**Exercise requirements:**
Each line below that contains the word "JSON" is to be counted; give only the final number.

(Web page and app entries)

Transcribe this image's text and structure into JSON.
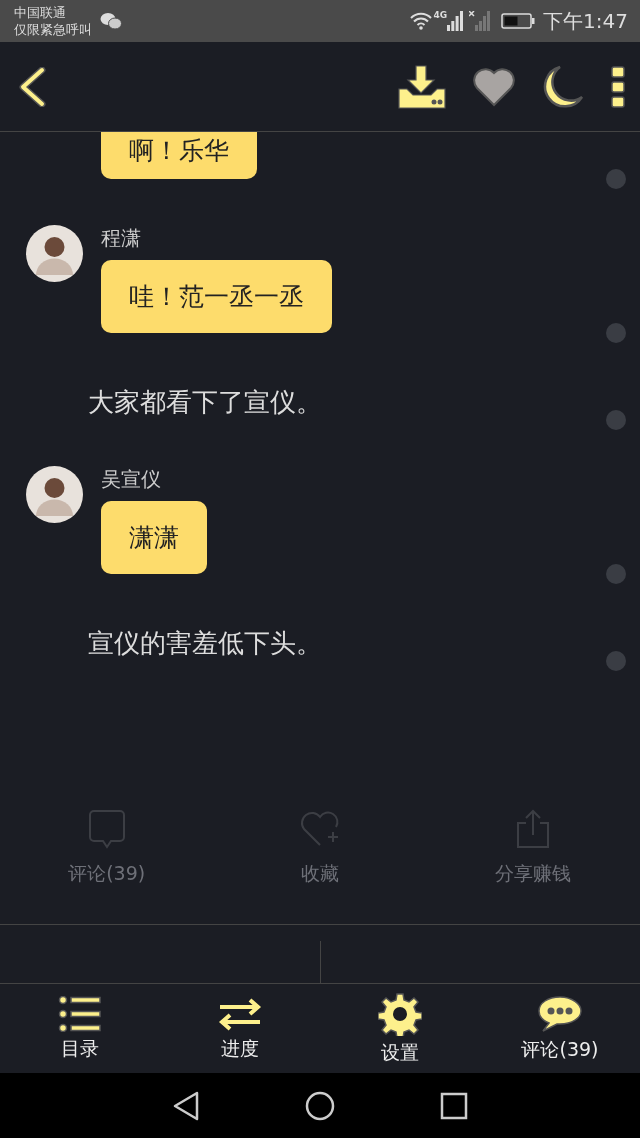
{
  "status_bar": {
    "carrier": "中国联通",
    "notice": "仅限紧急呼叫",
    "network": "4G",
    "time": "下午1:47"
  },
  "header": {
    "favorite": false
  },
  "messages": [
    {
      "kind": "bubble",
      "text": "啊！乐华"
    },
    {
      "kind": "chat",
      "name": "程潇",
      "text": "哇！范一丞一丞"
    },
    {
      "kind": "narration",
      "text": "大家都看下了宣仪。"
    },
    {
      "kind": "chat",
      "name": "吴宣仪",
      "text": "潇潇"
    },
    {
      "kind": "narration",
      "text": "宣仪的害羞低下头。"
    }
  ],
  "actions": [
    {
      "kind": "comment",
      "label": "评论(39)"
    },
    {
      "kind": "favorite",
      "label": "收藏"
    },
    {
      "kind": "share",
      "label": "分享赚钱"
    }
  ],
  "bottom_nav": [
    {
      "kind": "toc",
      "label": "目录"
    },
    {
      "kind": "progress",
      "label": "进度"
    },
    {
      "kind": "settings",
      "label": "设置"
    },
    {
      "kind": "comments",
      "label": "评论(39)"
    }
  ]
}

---

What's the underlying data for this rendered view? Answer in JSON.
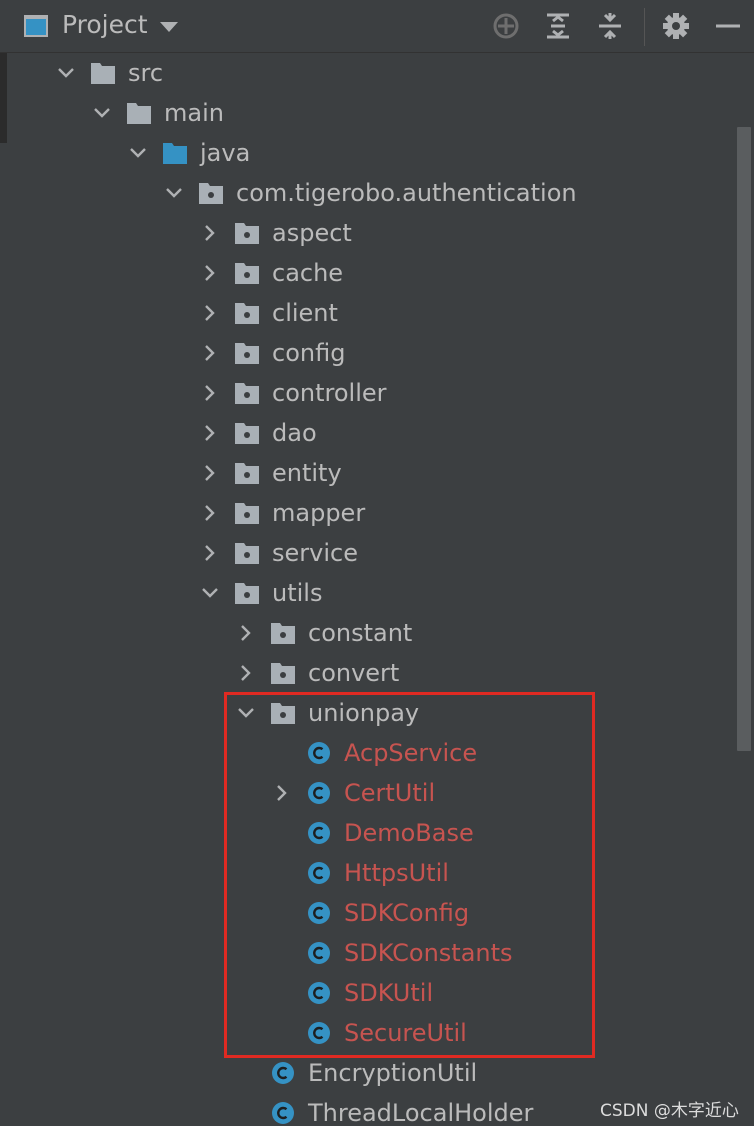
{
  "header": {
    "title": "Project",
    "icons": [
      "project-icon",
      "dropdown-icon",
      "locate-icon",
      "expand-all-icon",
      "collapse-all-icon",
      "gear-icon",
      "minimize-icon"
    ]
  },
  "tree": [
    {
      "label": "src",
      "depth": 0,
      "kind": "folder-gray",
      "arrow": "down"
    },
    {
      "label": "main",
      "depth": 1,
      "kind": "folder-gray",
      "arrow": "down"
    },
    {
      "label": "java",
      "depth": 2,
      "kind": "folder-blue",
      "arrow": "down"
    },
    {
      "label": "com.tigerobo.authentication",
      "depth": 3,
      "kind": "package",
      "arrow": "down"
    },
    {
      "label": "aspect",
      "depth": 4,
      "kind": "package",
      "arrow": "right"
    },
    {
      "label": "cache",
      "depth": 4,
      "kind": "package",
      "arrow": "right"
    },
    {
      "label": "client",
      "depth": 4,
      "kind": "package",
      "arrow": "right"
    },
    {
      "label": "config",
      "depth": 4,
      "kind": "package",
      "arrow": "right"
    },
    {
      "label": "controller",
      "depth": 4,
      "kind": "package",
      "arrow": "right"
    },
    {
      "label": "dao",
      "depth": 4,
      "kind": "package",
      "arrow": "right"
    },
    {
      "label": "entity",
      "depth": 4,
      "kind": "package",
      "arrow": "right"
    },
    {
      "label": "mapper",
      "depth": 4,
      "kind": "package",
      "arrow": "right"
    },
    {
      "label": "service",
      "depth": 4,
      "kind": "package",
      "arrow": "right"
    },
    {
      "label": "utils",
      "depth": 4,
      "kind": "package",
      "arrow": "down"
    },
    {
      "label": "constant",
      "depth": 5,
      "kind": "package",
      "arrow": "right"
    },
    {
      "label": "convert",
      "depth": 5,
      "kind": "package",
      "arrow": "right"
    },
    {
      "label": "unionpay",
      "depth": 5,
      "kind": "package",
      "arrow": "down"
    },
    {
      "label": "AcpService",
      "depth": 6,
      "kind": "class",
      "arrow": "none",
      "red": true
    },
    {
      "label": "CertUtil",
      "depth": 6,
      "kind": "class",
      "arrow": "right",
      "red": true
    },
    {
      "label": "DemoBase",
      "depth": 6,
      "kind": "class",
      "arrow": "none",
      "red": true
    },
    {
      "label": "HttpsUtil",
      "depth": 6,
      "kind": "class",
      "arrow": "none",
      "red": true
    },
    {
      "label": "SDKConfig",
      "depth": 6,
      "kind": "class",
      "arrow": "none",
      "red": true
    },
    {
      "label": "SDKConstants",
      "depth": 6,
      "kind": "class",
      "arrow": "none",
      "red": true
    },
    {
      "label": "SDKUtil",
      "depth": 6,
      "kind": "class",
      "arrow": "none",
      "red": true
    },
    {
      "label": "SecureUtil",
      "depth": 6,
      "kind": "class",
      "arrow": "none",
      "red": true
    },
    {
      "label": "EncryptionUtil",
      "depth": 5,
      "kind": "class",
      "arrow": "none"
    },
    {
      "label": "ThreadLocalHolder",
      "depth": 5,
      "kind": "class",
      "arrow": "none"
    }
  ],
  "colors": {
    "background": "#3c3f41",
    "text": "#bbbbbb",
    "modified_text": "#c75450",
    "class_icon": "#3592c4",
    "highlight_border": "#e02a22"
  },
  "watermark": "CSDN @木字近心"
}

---

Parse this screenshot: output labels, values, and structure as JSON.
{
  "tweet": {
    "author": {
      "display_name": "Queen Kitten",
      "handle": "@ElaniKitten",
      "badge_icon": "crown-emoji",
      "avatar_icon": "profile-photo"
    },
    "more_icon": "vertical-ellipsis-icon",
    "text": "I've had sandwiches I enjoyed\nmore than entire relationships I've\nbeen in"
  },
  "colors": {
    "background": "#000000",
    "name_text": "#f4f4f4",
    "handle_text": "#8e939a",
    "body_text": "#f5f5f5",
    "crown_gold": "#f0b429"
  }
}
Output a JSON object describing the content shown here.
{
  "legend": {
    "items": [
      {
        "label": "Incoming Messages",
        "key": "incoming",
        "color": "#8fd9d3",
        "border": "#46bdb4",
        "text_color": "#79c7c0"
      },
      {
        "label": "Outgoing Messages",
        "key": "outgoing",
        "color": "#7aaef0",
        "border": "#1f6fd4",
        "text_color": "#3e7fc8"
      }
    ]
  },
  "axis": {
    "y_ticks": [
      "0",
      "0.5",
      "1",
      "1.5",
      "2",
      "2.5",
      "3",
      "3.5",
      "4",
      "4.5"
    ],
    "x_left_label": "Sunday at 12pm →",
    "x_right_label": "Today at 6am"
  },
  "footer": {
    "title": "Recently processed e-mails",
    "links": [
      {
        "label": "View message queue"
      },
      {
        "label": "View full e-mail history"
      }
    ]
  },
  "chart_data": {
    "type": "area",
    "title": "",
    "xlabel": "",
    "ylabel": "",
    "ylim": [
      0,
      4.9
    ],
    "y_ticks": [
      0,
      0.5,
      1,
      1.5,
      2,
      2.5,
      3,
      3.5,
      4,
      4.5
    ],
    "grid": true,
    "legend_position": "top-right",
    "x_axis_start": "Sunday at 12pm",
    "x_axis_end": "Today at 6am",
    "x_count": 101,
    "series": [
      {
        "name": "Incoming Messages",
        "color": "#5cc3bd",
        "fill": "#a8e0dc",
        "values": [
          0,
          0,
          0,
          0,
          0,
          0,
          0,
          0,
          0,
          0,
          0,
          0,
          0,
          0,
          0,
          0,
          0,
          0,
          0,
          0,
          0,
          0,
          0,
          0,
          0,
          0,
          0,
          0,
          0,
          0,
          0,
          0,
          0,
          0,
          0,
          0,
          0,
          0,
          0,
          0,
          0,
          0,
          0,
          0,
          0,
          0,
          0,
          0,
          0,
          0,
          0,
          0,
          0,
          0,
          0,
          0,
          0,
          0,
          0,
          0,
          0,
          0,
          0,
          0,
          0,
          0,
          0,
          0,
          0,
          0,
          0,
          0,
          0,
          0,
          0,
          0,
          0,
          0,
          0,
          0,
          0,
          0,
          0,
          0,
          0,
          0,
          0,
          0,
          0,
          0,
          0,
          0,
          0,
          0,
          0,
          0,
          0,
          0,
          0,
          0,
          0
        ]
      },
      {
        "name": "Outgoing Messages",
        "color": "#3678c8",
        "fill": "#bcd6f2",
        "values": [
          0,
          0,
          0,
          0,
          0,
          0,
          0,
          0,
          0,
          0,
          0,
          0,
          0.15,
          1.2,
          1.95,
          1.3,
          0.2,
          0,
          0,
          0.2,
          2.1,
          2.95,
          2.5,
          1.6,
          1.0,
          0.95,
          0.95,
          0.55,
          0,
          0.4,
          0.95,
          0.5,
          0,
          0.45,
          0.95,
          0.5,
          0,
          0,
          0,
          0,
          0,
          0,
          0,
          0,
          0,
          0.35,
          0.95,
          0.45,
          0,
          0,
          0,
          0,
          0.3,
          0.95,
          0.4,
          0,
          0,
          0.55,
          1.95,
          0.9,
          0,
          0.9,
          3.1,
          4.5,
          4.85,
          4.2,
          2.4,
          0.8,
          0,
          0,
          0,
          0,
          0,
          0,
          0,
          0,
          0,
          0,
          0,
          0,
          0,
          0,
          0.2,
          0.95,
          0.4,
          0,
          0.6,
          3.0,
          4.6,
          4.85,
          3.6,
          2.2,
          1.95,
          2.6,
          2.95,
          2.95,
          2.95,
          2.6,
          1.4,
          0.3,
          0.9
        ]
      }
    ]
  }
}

**Reply:**
4